[Instructions for the task] Output each record below exactly as it stands, leaving out the pictures.

[Given records]
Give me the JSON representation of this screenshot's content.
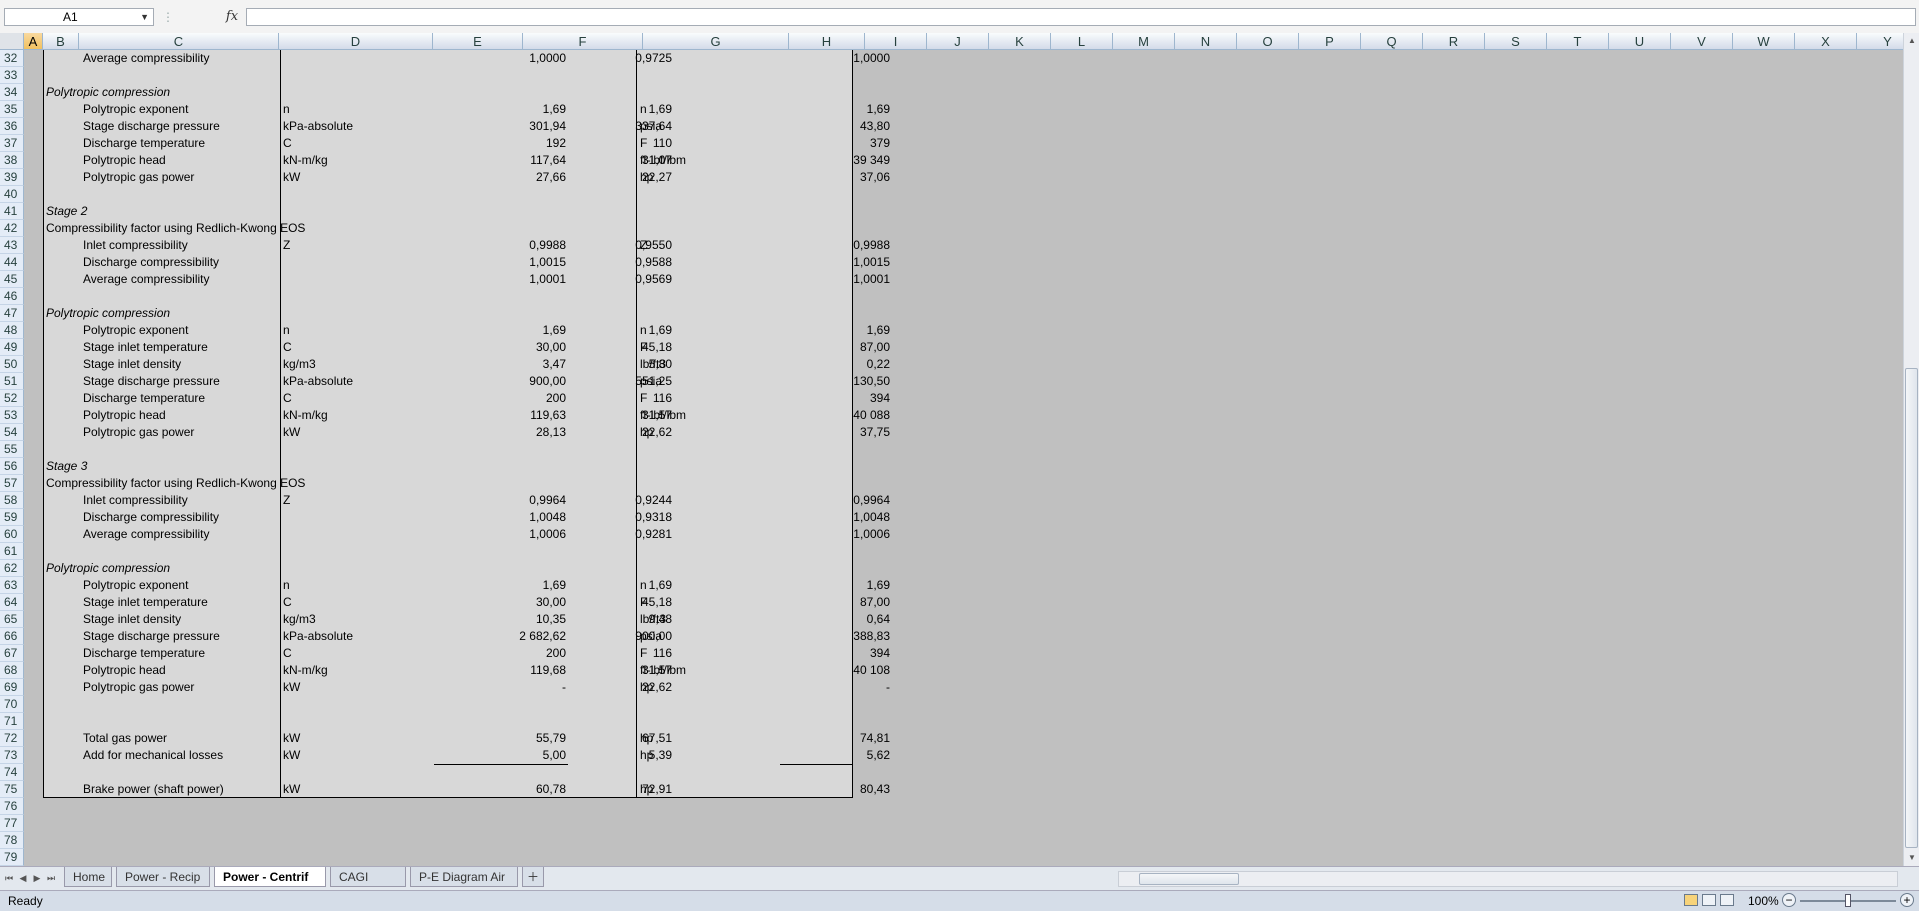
{
  "formula_bar": {
    "name_box": "A1",
    "formula": ""
  },
  "columns": [
    "A",
    "B",
    "C",
    "D",
    "E",
    "F",
    "G",
    "H",
    "I",
    "J",
    "K",
    "L",
    "M",
    "N",
    "O",
    "P",
    "Q",
    "R",
    "S",
    "T",
    "U",
    "V",
    "W",
    "X",
    "Y"
  ],
  "selected_column": "A",
  "rows": [
    {
      "n": "32",
      "label": "Average compressibility",
      "unit": "",
      "e": "1,0000",
      "f": "0,9725",
      "g": "",
      "h": "1,0000"
    },
    {
      "n": "33"
    },
    {
      "n": "34",
      "head": "Polytropic compression",
      "italic": true
    },
    {
      "n": "35",
      "label": "Polytropic exponent",
      "unit": "n",
      "e": "1,69",
      "f": "1,69",
      "g": "n",
      "h": "1,69"
    },
    {
      "n": "36",
      "label": "Stage discharge pressure",
      "unit": "kPa-absolute",
      "e": "301,94",
      "f": "337,64",
      "g": "psia",
      "h": "43,80"
    },
    {
      "n": "37",
      "label": "Discharge temperature",
      "unit": "C",
      "e": "192",
      "f": "110",
      "g": "F",
      "h": "379"
    },
    {
      "n": "38",
      "label": "Polytropic head",
      "unit": "kN-m/kg",
      "e": "117,64",
      "f": "31,07",
      "g": "ft-lbf/lbm",
      "h": "39 349"
    },
    {
      "n": "39",
      "label": "Polytropic gas power",
      "unit": "kW",
      "e": "27,66",
      "f": "22,27",
      "g": "hp",
      "h": "37,06"
    },
    {
      "n": "40"
    },
    {
      "n": "41",
      "head": "Stage 2",
      "italic": true
    },
    {
      "n": "42",
      "head": "Compressibility factor using Redlich-Kwong EOS",
      "italic": false
    },
    {
      "n": "43",
      "label": "Inlet compressibility",
      "unit": "Z",
      "e": "0,9988",
      "f": "0,9550",
      "g": "Z",
      "h": "0,9988"
    },
    {
      "n": "44",
      "label": "Discharge compressibility",
      "unit": "",
      "e": "1,0015",
      "f": "0,9588",
      "g": "",
      "h": "1,0015"
    },
    {
      "n": "45",
      "label": "Average compressibility",
      "unit": "",
      "e": "1,0001",
      "f": "0,9569",
      "g": "",
      "h": "1,0001"
    },
    {
      "n": "46"
    },
    {
      "n": "47",
      "head": "Polytropic compression",
      "italic": true
    },
    {
      "n": "48",
      "label": "Polytropic exponent",
      "unit": "n",
      "e": "1,69",
      "f": "1,69",
      "g": "n",
      "h": "1,69"
    },
    {
      "n": "49",
      "label": "Stage inlet temperature",
      "unit": "C",
      "e": "30,00",
      "f": "45,18",
      "g": "F",
      "h": "87,00"
    },
    {
      "n": "50",
      "label": "Stage inlet density",
      "unit": "kg/m3",
      "e": "3,47",
      "f": "5,80",
      "g": "lb/ft3",
      "h": "0,22"
    },
    {
      "n": "51",
      "label": "Stage discharge pressure",
      "unit": "kPa-absolute",
      "e": "900,00",
      "f": "551,25",
      "g": "psia",
      "h": "130,50"
    },
    {
      "n": "52",
      "label": "Discharge temperature",
      "unit": "C",
      "e": "200",
      "f": "116",
      "g": "F",
      "h": "394"
    },
    {
      "n": "53",
      "label": "Polytropic head",
      "unit": "kN-m/kg",
      "e": "119,63",
      "f": "31,57",
      "g": "ft-lbf/lbm",
      "h": "40 088"
    },
    {
      "n": "54",
      "label": "Polytropic gas power",
      "unit": "kW",
      "e": "28,13",
      "f": "22,62",
      "g": "hp",
      "h": "37,75"
    },
    {
      "n": "55"
    },
    {
      "n": "56",
      "head": "Stage 3",
      "italic": true
    },
    {
      "n": "57",
      "head": "Compressibility factor using Redlich-Kwong EOS",
      "italic": false
    },
    {
      "n": "58",
      "label": "Inlet compressibility",
      "unit": "Z",
      "e": "0,9964",
      "f": "0,9244",
      "g": "",
      "h": "0,9964"
    },
    {
      "n": "59",
      "label": "Discharge compressibility",
      "unit": "",
      "e": "1,0048",
      "f": "0,9318",
      "g": "",
      "h": "1,0048"
    },
    {
      "n": "60",
      "label": "Average compressibility",
      "unit": "",
      "e": "1,0006",
      "f": "0,9281",
      "g": "",
      "h": "1,0006"
    },
    {
      "n": "61"
    },
    {
      "n": "62",
      "head": "Polytropic compression",
      "italic": true
    },
    {
      "n": "63",
      "label": "Polytropic exponent",
      "unit": "n",
      "e": "1,69",
      "f": "1,69",
      "g": "n",
      "h": "1,69"
    },
    {
      "n": "64",
      "label": "Stage inlet temperature",
      "unit": "C",
      "e": "30,00",
      "f": "45,18",
      "g": "F",
      "h": "87,00"
    },
    {
      "n": "65",
      "label": "Stage inlet density",
      "unit": "kg/m3",
      "e": "10,35",
      "f": "9,48",
      "g": "lb/ft3",
      "h": "0,64"
    },
    {
      "n": "66",
      "label": "Stage discharge pressure",
      "unit": "kPa-absolute",
      "e": "2 682,62",
      "f": "900,00",
      "g": "psia",
      "h": "388,83"
    },
    {
      "n": "67",
      "label": "Discharge temperature",
      "unit": "C",
      "e": "200",
      "f": "116",
      "g": "F",
      "h": "394"
    },
    {
      "n": "68",
      "label": "Polytropic head",
      "unit": "kN-m/kg",
      "e": "119,68",
      "f": "31,57",
      "g": "ft-lbf/lbm",
      "h": "40 108"
    },
    {
      "n": "69",
      "label": "Polytropic gas power",
      "unit": "kW",
      "e": "-",
      "f": "22,62",
      "g": "hp",
      "h": "-"
    },
    {
      "n": "70"
    },
    {
      "n": "71"
    },
    {
      "n": "72",
      "label": "Total gas power",
      "unit": "kW",
      "e": "55,79",
      "f": "67,51",
      "g": "hp",
      "h": "74,81"
    },
    {
      "n": "73",
      "label": "Add for mechanical losses",
      "unit": "kW",
      "e": "5,00",
      "f": "5,39",
      "g": "hp",
      "h": "5,62"
    },
    {
      "n": "74"
    },
    {
      "n": "75",
      "label": "Brake power (shaft power)",
      "unit": "kW",
      "e": "60,78",
      "f": "72,91",
      "g": "hp",
      "h": "80,43"
    },
    {
      "n": "76"
    },
    {
      "n": "77"
    },
    {
      "n": "78"
    },
    {
      "n": "79"
    }
  ],
  "sheet_tabs": [
    "Home",
    "Power - Recip",
    "Power - Centrif",
    "CAGI Data",
    "P-E Diagram Air"
  ],
  "active_tab": "Power - Centrif",
  "status": {
    "text": "Ready",
    "zoom": "100%"
  }
}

[Reply to the exercise]
Give me the JSON representation of this screenshot's content.
{
  "formula_bar": {
    "name_box": "A1",
    "formula": ""
  },
  "columns": [
    "A",
    "B",
    "C",
    "D",
    "E",
    "F",
    "G",
    "H",
    "I",
    "J",
    "K",
    "L",
    "M",
    "N",
    "O",
    "P",
    "Q",
    "R",
    "S",
    "T",
    "U",
    "V",
    "W",
    "X",
    "Y"
  ],
  "selected_column": "A",
  "rows": [
    {
      "n": "32",
      "label": "Average compressibility",
      "unit": "",
      "e": "1,0000",
      "f": "0,9725",
      "g": "",
      "h": "1,0000"
    },
    {
      "n": "33"
    },
    {
      "n": "34",
      "head": "Polytropic compression",
      "italic": true
    },
    {
      "n": "35",
      "label": "Polytropic exponent",
      "unit": "n",
      "e": "1,69",
      "f": "1,69",
      "g": "n",
      "h": "1,69"
    },
    {
      "n": "36",
      "label": "Stage discharge pressure",
      "unit": "kPa-absolute",
      "e": "301,94",
      "f": "337,64",
      "g": "psia",
      "h": "43,80"
    },
    {
      "n": "37",
      "label": "Discharge temperature",
      "unit": "C",
      "e": "192",
      "f": "110",
      "g": "F",
      "h": "379"
    },
    {
      "n": "38",
      "label": "Polytropic head",
      "unit": "kN-m/kg",
      "e": "117,64",
      "f": "31,07",
      "g": "ft-lbf/lbm",
      "h": "39 349"
    },
    {
      "n": "39",
      "label": "Polytropic gas power",
      "unit": "kW",
      "e": "27,66",
      "f": "22,27",
      "g": "hp",
      "h": "37,06"
    },
    {
      "n": "40"
    },
    {
      "n": "41",
      "head": "Stage 2",
      "italic": true
    },
    {
      "n": "42",
      "head": "Compressibility factor using Redlich-Kwong EOS",
      "italic": false
    },
    {
      "n": "43",
      "label": "Inlet compressibility",
      "unit": "Z",
      "e": "0,9988",
      "f": "0,9550",
      "g": "Z",
      "h": "0,9988"
    },
    {
      "n": "44",
      "label": "Discharge compressibility",
      "unit": "",
      "e": "1,0015",
      "f": "0,9588",
      "g": "",
      "h": "1,0015"
    },
    {
      "n": "45",
      "label": "Average compressibility",
      "unit": "",
      "e": "1,0001",
      "f": "0,9569",
      "g": "",
      "h": "1,0001"
    },
    {
      "n": "46"
    },
    {
      "n": "47",
      "head": "Polytropic compression",
      "italic": true
    },
    {
      "n": "48",
      "label": "Polytropic exponent",
      "unit": "n",
      "e": "1,69",
      "f": "1,69",
      "g": "n",
      "h": "1,69"
    },
    {
      "n": "49",
      "label": "Stage inlet temperature",
      "unit": "C",
      "e": "30,00",
      "f": "45,18",
      "g": "F",
      "h": "87,00"
    },
    {
      "n": "50",
      "label": "Stage inlet density",
      "unit": "kg/m3",
      "e": "3,47",
      "f": "5,80",
      "g": "lb/ft3",
      "h": "0,22"
    },
    {
      "n": "51",
      "label": "Stage discharge pressure",
      "unit": "kPa-absolute",
      "e": "900,00",
      "f": "551,25",
      "g": "psia",
      "h": "130,50"
    },
    {
      "n": "52",
      "label": "Discharge temperature",
      "unit": "C",
      "e": "200",
      "f": "116",
      "g": "F",
      "h": "394"
    },
    {
      "n": "53",
      "label": "Polytropic head",
      "unit": "kN-m/kg",
      "e": "119,63",
      "f": "31,57",
      "g": "ft-lbf/lbm",
      "h": "40 088"
    },
    {
      "n": "54",
      "label": "Polytropic gas power",
      "unit": "kW",
      "e": "28,13",
      "f": "22,62",
      "g": "hp",
      "h": "37,75"
    },
    {
      "n": "55"
    },
    {
      "n": "56",
      "head": "Stage 3",
      "italic": true
    },
    {
      "n": "57",
      "head": "Compressibility factor using Redlich-Kwong EOS",
      "italic": false
    },
    {
      "n": "58",
      "label": "Inlet compressibility",
      "unit": "Z",
      "e": "0,9964",
      "f": "0,9244",
      "g": "",
      "h": "0,9964"
    },
    {
      "n": "59",
      "label": "Discharge compressibility",
      "unit": "",
      "e": "1,0048",
      "f": "0,9318",
      "g": "",
      "h": "1,0048"
    },
    {
      "n": "60",
      "label": "Average compressibility",
      "unit": "",
      "e": "1,0006",
      "f": "0,9281",
      "g": "",
      "h": "1,0006"
    },
    {
      "n": "61"
    },
    {
      "n": "62",
      "head": "Polytropic compression",
      "italic": true
    },
    {
      "n": "63",
      "label": "Polytropic exponent",
      "unit": "n",
      "e": "1,69",
      "f": "1,69",
      "g": "n",
      "h": "1,69"
    },
    {
      "n": "64",
      "label": "Stage inlet temperature",
      "unit": "C",
      "e": "30,00",
      "f": "45,18",
      "g": "F",
      "h": "87,00"
    },
    {
      "n": "65",
      "label": "Stage inlet density",
      "unit": "kg/m3",
      "e": "10,35",
      "f": "9,48",
      "g": "lb/ft3",
      "h": "0,64"
    },
    {
      "n": "66",
      "label": "Stage discharge pressure",
      "unit": "kPa-absolute",
      "e": "2 682,62",
      "f": "900,00",
      "g": "psia",
      "h": "388,83"
    },
    {
      "n": "67",
      "label": "Discharge temperature",
      "unit": "C",
      "e": "200",
      "f": "116",
      "g": "F",
      "h": "394"
    },
    {
      "n": "68",
      "label": "Polytropic head",
      "unit": "kN-m/kg",
      "e": "119,68",
      "f": "31,57",
      "g": "ft-lbf/lbm",
      "h": "40 108"
    },
    {
      "n": "69",
      "label": "Polytropic gas power",
      "unit": "kW",
      "e": "-",
      "f": "22,62",
      "g": "hp",
      "h": "-"
    },
    {
      "n": "70"
    },
    {
      "n": "71"
    },
    {
      "n": "72",
      "label": "Total gas power",
      "unit": "kW",
      "e": "55,79",
      "f": "67,51",
      "g": "hp",
      "h": "74,81"
    },
    {
      "n": "73",
      "label": "Add for mechanical losses",
      "unit": "kW",
      "e": "5,00",
      "f": "5,39",
      "g": "hp",
      "h": "5,62"
    },
    {
      "n": "74"
    },
    {
      "n": "75",
      "label": "Brake power (shaft power)",
      "unit": "kW",
      "e": "60,78",
      "f": "72,91",
      "g": "hp",
      "h": "80,43"
    },
    {
      "n": "76"
    },
    {
      "n": "77"
    },
    {
      "n": "78"
    },
    {
      "n": "79"
    }
  ],
  "sheet_tabs": [
    "Home",
    "Power - Recip",
    "Power - Centrif",
    "CAGI Data",
    "P-E Diagram Air"
  ],
  "active_tab": "Power - Centrif",
  "status": {
    "text": "Ready",
    "zoom": "100%"
  }
}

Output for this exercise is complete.